- [DESCRIPTION OF THE TASK]:
Nothing but an exact reproduction of the records, pictures excluded, should be returned.

Data about app and page elements:
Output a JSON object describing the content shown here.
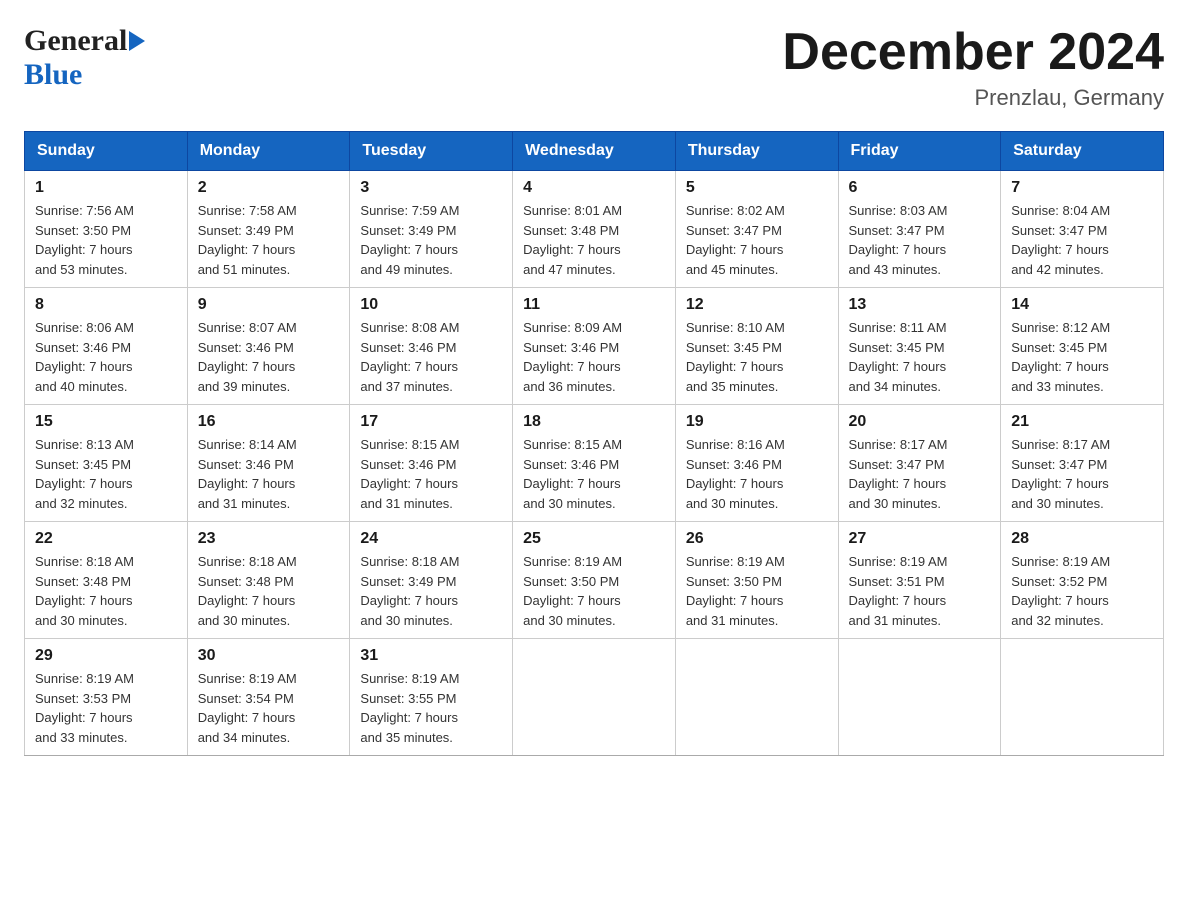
{
  "header": {
    "logo_general": "General",
    "logo_blue": "Blue",
    "month_title": "December 2024",
    "location": "Prenzlau, Germany"
  },
  "days_of_week": [
    "Sunday",
    "Monday",
    "Tuesday",
    "Wednesday",
    "Thursday",
    "Friday",
    "Saturday"
  ],
  "weeks": [
    [
      {
        "day": "1",
        "sunrise": "7:56 AM",
        "sunset": "3:50 PM",
        "daylight": "7 hours and 53 minutes."
      },
      {
        "day": "2",
        "sunrise": "7:58 AM",
        "sunset": "3:49 PM",
        "daylight": "7 hours and 51 minutes."
      },
      {
        "day": "3",
        "sunrise": "7:59 AM",
        "sunset": "3:49 PM",
        "daylight": "7 hours and 49 minutes."
      },
      {
        "day": "4",
        "sunrise": "8:01 AM",
        "sunset": "3:48 PM",
        "daylight": "7 hours and 47 minutes."
      },
      {
        "day": "5",
        "sunrise": "8:02 AM",
        "sunset": "3:47 PM",
        "daylight": "7 hours and 45 minutes."
      },
      {
        "day": "6",
        "sunrise": "8:03 AM",
        "sunset": "3:47 PM",
        "daylight": "7 hours and 43 minutes."
      },
      {
        "day": "7",
        "sunrise": "8:04 AM",
        "sunset": "3:47 PM",
        "daylight": "7 hours and 42 minutes."
      }
    ],
    [
      {
        "day": "8",
        "sunrise": "8:06 AM",
        "sunset": "3:46 PM",
        "daylight": "7 hours and 40 minutes."
      },
      {
        "day": "9",
        "sunrise": "8:07 AM",
        "sunset": "3:46 PM",
        "daylight": "7 hours and 39 minutes."
      },
      {
        "day": "10",
        "sunrise": "8:08 AM",
        "sunset": "3:46 PM",
        "daylight": "7 hours and 37 minutes."
      },
      {
        "day": "11",
        "sunrise": "8:09 AM",
        "sunset": "3:46 PM",
        "daylight": "7 hours and 36 minutes."
      },
      {
        "day": "12",
        "sunrise": "8:10 AM",
        "sunset": "3:45 PM",
        "daylight": "7 hours and 35 minutes."
      },
      {
        "day": "13",
        "sunrise": "8:11 AM",
        "sunset": "3:45 PM",
        "daylight": "7 hours and 34 minutes."
      },
      {
        "day": "14",
        "sunrise": "8:12 AM",
        "sunset": "3:45 PM",
        "daylight": "7 hours and 33 minutes."
      }
    ],
    [
      {
        "day": "15",
        "sunrise": "8:13 AM",
        "sunset": "3:45 PM",
        "daylight": "7 hours and 32 minutes."
      },
      {
        "day": "16",
        "sunrise": "8:14 AM",
        "sunset": "3:46 PM",
        "daylight": "7 hours and 31 minutes."
      },
      {
        "day": "17",
        "sunrise": "8:15 AM",
        "sunset": "3:46 PM",
        "daylight": "7 hours and 31 minutes."
      },
      {
        "day": "18",
        "sunrise": "8:15 AM",
        "sunset": "3:46 PM",
        "daylight": "7 hours and 30 minutes."
      },
      {
        "day": "19",
        "sunrise": "8:16 AM",
        "sunset": "3:46 PM",
        "daylight": "7 hours and 30 minutes."
      },
      {
        "day": "20",
        "sunrise": "8:17 AM",
        "sunset": "3:47 PM",
        "daylight": "7 hours and 30 minutes."
      },
      {
        "day": "21",
        "sunrise": "8:17 AM",
        "sunset": "3:47 PM",
        "daylight": "7 hours and 30 minutes."
      }
    ],
    [
      {
        "day": "22",
        "sunrise": "8:18 AM",
        "sunset": "3:48 PM",
        "daylight": "7 hours and 30 minutes."
      },
      {
        "day": "23",
        "sunrise": "8:18 AM",
        "sunset": "3:48 PM",
        "daylight": "7 hours and 30 minutes."
      },
      {
        "day": "24",
        "sunrise": "8:18 AM",
        "sunset": "3:49 PM",
        "daylight": "7 hours and 30 minutes."
      },
      {
        "day": "25",
        "sunrise": "8:19 AM",
        "sunset": "3:50 PM",
        "daylight": "7 hours and 30 minutes."
      },
      {
        "day": "26",
        "sunrise": "8:19 AM",
        "sunset": "3:50 PM",
        "daylight": "7 hours and 31 minutes."
      },
      {
        "day": "27",
        "sunrise": "8:19 AM",
        "sunset": "3:51 PM",
        "daylight": "7 hours and 31 minutes."
      },
      {
        "day": "28",
        "sunrise": "8:19 AM",
        "sunset": "3:52 PM",
        "daylight": "7 hours and 32 minutes."
      }
    ],
    [
      {
        "day": "29",
        "sunrise": "8:19 AM",
        "sunset": "3:53 PM",
        "daylight": "7 hours and 33 minutes."
      },
      {
        "day": "30",
        "sunrise": "8:19 AM",
        "sunset": "3:54 PM",
        "daylight": "7 hours and 34 minutes."
      },
      {
        "day": "31",
        "sunrise": "8:19 AM",
        "sunset": "3:55 PM",
        "daylight": "7 hours and 35 minutes."
      },
      null,
      null,
      null,
      null
    ]
  ],
  "labels": {
    "sunrise": "Sunrise:",
    "sunset": "Sunset:",
    "daylight": "Daylight:"
  }
}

- [ANSWER SECTION]:
Output a JSON object describing the content shown here.
{
  "header": {
    "logo_general": "General",
    "logo_blue": "Blue",
    "month_title": "December 2024",
    "location": "Prenzlau, Germany"
  },
  "days_of_week": [
    "Sunday",
    "Monday",
    "Tuesday",
    "Wednesday",
    "Thursday",
    "Friday",
    "Saturday"
  ],
  "weeks": [
    [
      {
        "day": "1",
        "sunrise": "7:56 AM",
        "sunset": "3:50 PM",
        "daylight": "7 hours and 53 minutes."
      },
      {
        "day": "2",
        "sunrise": "7:58 AM",
        "sunset": "3:49 PM",
        "daylight": "7 hours and 51 minutes."
      },
      {
        "day": "3",
        "sunrise": "7:59 AM",
        "sunset": "3:49 PM",
        "daylight": "7 hours and 49 minutes."
      },
      {
        "day": "4",
        "sunrise": "8:01 AM",
        "sunset": "3:48 PM",
        "daylight": "7 hours and 47 minutes."
      },
      {
        "day": "5",
        "sunrise": "8:02 AM",
        "sunset": "3:47 PM",
        "daylight": "7 hours and 45 minutes."
      },
      {
        "day": "6",
        "sunrise": "8:03 AM",
        "sunset": "3:47 PM",
        "daylight": "7 hours and 43 minutes."
      },
      {
        "day": "7",
        "sunrise": "8:04 AM",
        "sunset": "3:47 PM",
        "daylight": "7 hours and 42 minutes."
      }
    ],
    [
      {
        "day": "8",
        "sunrise": "8:06 AM",
        "sunset": "3:46 PM",
        "daylight": "7 hours and 40 minutes."
      },
      {
        "day": "9",
        "sunrise": "8:07 AM",
        "sunset": "3:46 PM",
        "daylight": "7 hours and 39 minutes."
      },
      {
        "day": "10",
        "sunrise": "8:08 AM",
        "sunset": "3:46 PM",
        "daylight": "7 hours and 37 minutes."
      },
      {
        "day": "11",
        "sunrise": "8:09 AM",
        "sunset": "3:46 PM",
        "daylight": "7 hours and 36 minutes."
      },
      {
        "day": "12",
        "sunrise": "8:10 AM",
        "sunset": "3:45 PM",
        "daylight": "7 hours and 35 minutes."
      },
      {
        "day": "13",
        "sunrise": "8:11 AM",
        "sunset": "3:45 PM",
        "daylight": "7 hours and 34 minutes."
      },
      {
        "day": "14",
        "sunrise": "8:12 AM",
        "sunset": "3:45 PM",
        "daylight": "7 hours and 33 minutes."
      }
    ],
    [
      {
        "day": "15",
        "sunrise": "8:13 AM",
        "sunset": "3:45 PM",
        "daylight": "7 hours and 32 minutes."
      },
      {
        "day": "16",
        "sunrise": "8:14 AM",
        "sunset": "3:46 PM",
        "daylight": "7 hours and 31 minutes."
      },
      {
        "day": "17",
        "sunrise": "8:15 AM",
        "sunset": "3:46 PM",
        "daylight": "7 hours and 31 minutes."
      },
      {
        "day": "18",
        "sunrise": "8:15 AM",
        "sunset": "3:46 PM",
        "daylight": "7 hours and 30 minutes."
      },
      {
        "day": "19",
        "sunrise": "8:16 AM",
        "sunset": "3:46 PM",
        "daylight": "7 hours and 30 minutes."
      },
      {
        "day": "20",
        "sunrise": "8:17 AM",
        "sunset": "3:47 PM",
        "daylight": "7 hours and 30 minutes."
      },
      {
        "day": "21",
        "sunrise": "8:17 AM",
        "sunset": "3:47 PM",
        "daylight": "7 hours and 30 minutes."
      }
    ],
    [
      {
        "day": "22",
        "sunrise": "8:18 AM",
        "sunset": "3:48 PM",
        "daylight": "7 hours and 30 minutes."
      },
      {
        "day": "23",
        "sunrise": "8:18 AM",
        "sunset": "3:48 PM",
        "daylight": "7 hours and 30 minutes."
      },
      {
        "day": "24",
        "sunrise": "8:18 AM",
        "sunset": "3:49 PM",
        "daylight": "7 hours and 30 minutes."
      },
      {
        "day": "25",
        "sunrise": "8:19 AM",
        "sunset": "3:50 PM",
        "daylight": "7 hours and 30 minutes."
      },
      {
        "day": "26",
        "sunrise": "8:19 AM",
        "sunset": "3:50 PM",
        "daylight": "7 hours and 31 minutes."
      },
      {
        "day": "27",
        "sunrise": "8:19 AM",
        "sunset": "3:51 PM",
        "daylight": "7 hours and 31 minutes."
      },
      {
        "day": "28",
        "sunrise": "8:19 AM",
        "sunset": "3:52 PM",
        "daylight": "7 hours and 32 minutes."
      }
    ],
    [
      {
        "day": "29",
        "sunrise": "8:19 AM",
        "sunset": "3:53 PM",
        "daylight": "7 hours and 33 minutes."
      },
      {
        "day": "30",
        "sunrise": "8:19 AM",
        "sunset": "3:54 PM",
        "daylight": "7 hours and 34 minutes."
      },
      {
        "day": "31",
        "sunrise": "8:19 AM",
        "sunset": "3:55 PM",
        "daylight": "7 hours and 35 minutes."
      },
      null,
      null,
      null,
      null
    ]
  ],
  "labels": {
    "sunrise": "Sunrise:",
    "sunset": "Sunset:",
    "daylight": "Daylight:"
  }
}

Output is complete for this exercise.